The database file is copied from the project directory to the bin directory every time that you build your application. Any changes made to the data file in the output folder are overwritten the next time that you run the application.
Do not copy
The system never overwrites the file in the bin directory. Your application creates a dynamic connection string that points to the database file in the output directory. Therefore, you must manually copy the file to the output directory if you want the data in the output directory to match the data in the project directory.
The following table explains common issues that you might encounter as you work with local data files.
Every time I test my application and modify data, my changes are gone the next time I run my application.
The value of the Copy to Output Directory property is Copy if newer or Copy always. The database in your output folder (the database that’s being modified when you test your application) is overwritten every time that you build your project. For more information, see How to: Manage Local Data Files in Your Project.
A message appears, saying that the data file is locked.
Access (.mdb files): Verify that the file isn’t open in another program, such as Access.
SQL Server Express (.mdf files): SQL Express locks the data file if you try to copy, move, or rename it outside the Visual Studio IDE.
Access is denied when more than one user tries to access the same database at the same time.
Visual Studio takes advantage of user instances, which is a feature of SQL Server Express that creates a separate instance of SQL Server for each user. After one user accesses the file, any subsequent users can’t connect.

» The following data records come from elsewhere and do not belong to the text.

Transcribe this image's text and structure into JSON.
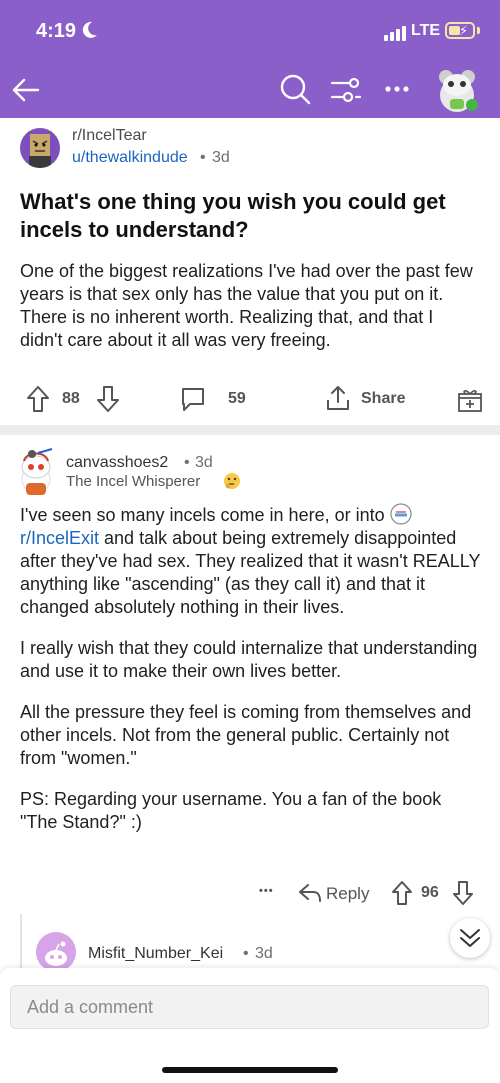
{
  "status_bar": {
    "time": "4:19",
    "network": "LTE"
  },
  "post": {
    "subreddit": "r/IncelTear",
    "author": "u/thewalkindude",
    "separator": "•",
    "age": "3d",
    "title": "What's one thing you wish you could get incels to understand?",
    "body": "One of the biggest realizations I've had over the past few years is that sex only has the value that you put on it.  There is no inherent worth. Realizing that, and that I didn't care about it all was very freeing.",
    "upvotes": "88",
    "comments": "59",
    "share_label": "Share"
  },
  "comment": {
    "author": "canvasshoes2",
    "separator": "•",
    "age": "3d",
    "flair": "The Incel Whisperer",
    "para1_before": "I've seen so many incels come in here, or into ",
    "para1_link": "r/IncelExit",
    "para1_after": " and talk about being extremely disappointed after they've had sex.  They realized that it wasn't REALLY anything like \"ascending\" (as they call it) and that it changed absolutely nothing in their lives.",
    "para2": "I really wish that they could internalize that understanding and use it to make their own lives better.",
    "para3": "All the pressure they feel is coming from themselves and other incels.  Not from the general public. Certainly not from \"women.\"",
    "para4": "PS: Regarding your username.  You a fan of the book \"The Stand?\"  :)",
    "more": "•••",
    "reply_label": "Reply",
    "votes": "96"
  },
  "reply_preview": {
    "author": "Misfit_Number_Kei",
    "separator": "•",
    "age": "3d"
  },
  "composer": {
    "placeholder": "Add a comment"
  },
  "colors": {
    "header": "#8a5fc9",
    "link": "#1a66c0",
    "divider": "#ececec"
  }
}
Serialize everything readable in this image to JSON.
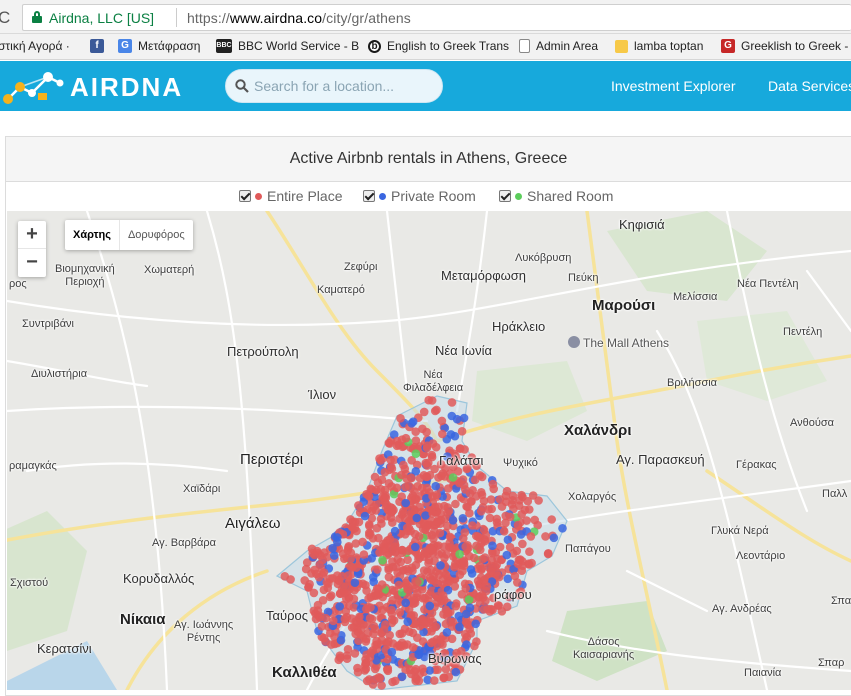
{
  "browser": {
    "site_identity": "Airdna, LLC [US]",
    "url": {
      "scheme": "https://",
      "host": "www.airdna.co",
      "path": "/city/gr/athens"
    },
    "bookmarks": [
      {
        "label": "στική Αγορά ·",
        "icon": "none"
      },
      {
        "label": "",
        "icon": "facebook-icon"
      },
      {
        "label": "Μετάφραση",
        "icon": "google-translate-icon"
      },
      {
        "label": "BBC World Service - B",
        "icon": "bbc-icon"
      },
      {
        "label": "English to Greek Trans",
        "icon": "bing-icon"
      },
      {
        "label": "Admin Area",
        "icon": "page-icon"
      },
      {
        "label": "lamba toptan",
        "icon": "folder-icon"
      },
      {
        "label": "Greeklish to Greek -",
        "icon": "g-icon"
      }
    ]
  },
  "header": {
    "logo_text": "AIRDNA",
    "search_placeholder": "Search for a location...",
    "nav": [
      "Investment Explorer",
      "Data Services"
    ]
  },
  "panel": {
    "title": "Active Airbnb rentals in Athens, Greece",
    "filters": [
      {
        "label": "Entire Place",
        "color": "#e05a5a",
        "checked": true
      },
      {
        "label": "Private Room",
        "color": "#3a66e0",
        "checked": true
      },
      {
        "label": "Shared Room",
        "color": "#5ccd5c",
        "checked": true
      }
    ]
  },
  "map": {
    "zoom_in": "+",
    "zoom_out": "−",
    "map_types": [
      "Χάρτης",
      "Δορυφόρος"
    ],
    "labels": {
      "kifisia": "Κηφισιά",
      "lykovrysi": "Λυκόβρυση",
      "pefki": "Πεύκη",
      "zefyri": "Ζεφύρι",
      "metamorfosi": "Μεταμόρφωση",
      "kamatero": "Καματερό",
      "marousi": "Μαρούσι",
      "melissia": "Μελίσσια",
      "nea_penteli": "Νέα Πεντέλη",
      "penteli": "Πεντέλη",
      "irakleio": "Ηράκλειο",
      "vioskoniki": "Βιομηχανική\nΠεριοχή",
      "chomateri": "Χωματερή",
      "ros": "ρος",
      "syntrivani": "Συντριβάνι",
      "petroupoli": "Πετρούπολη",
      "nea_ionia": "Νέα Ιωνία",
      "mall": "The Mall Athens",
      "diylistiria": "Διυλιστήρια",
      "nea_filadelfeia": "Νέα\nΦιλαδέλφεια",
      "vrilissia": "Βριλήσσια",
      "ilion": "Ίλιον",
      "anthousa": "Ανθούσα",
      "chalandri": "Χαλάνδρι",
      "ramagkas": "ραμαγκάς",
      "peristeri": "Περιστέρι",
      "galatsi": "Γαλάτσι",
      "psychiko": "Ψυχικό",
      "ag_paraskevi": "Αγ. Παρασκευή",
      "gerakas": "Γέρακας",
      "chaidari": "Χαϊδάρι",
      "cholargos": "Χολαργός",
      "palli": "Παλλ",
      "aigaleo": "Αιγάλεω",
      "glyka_nera": "Γλυκά Νερά",
      "ag_varvara": "Αγ. Βαρβάρα",
      "papagou": "Παπάγου",
      "leontario": "Λεοντάριο",
      "sxistou": "Σχιστού",
      "korydallos": "Κορυδαλλός",
      "ag_andreas": "Αγ. Ανδρέας",
      "zografou": "ράφου",
      "spata": "Σπατ",
      "nikaia": "Νίκαια",
      "ag_ioannis": "Αγ. Ιωάννης\nΡέντης",
      "tavros": "Ταύρος",
      "dasos": "Δάσος\nΚαισαριανής",
      "keratsini": "Κερατσίνι",
      "vyronas": "Βύρωνας",
      "kallithea": "Καλλιθέα",
      "paiania": "Παιανία",
      "sparo": "Σπαρ"
    }
  }
}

This issue can occur if, for example, you try to run a web application in ASP.NET Development Server and Internet Information Services (IIS) at the same time, because IIS typically runs under a different account.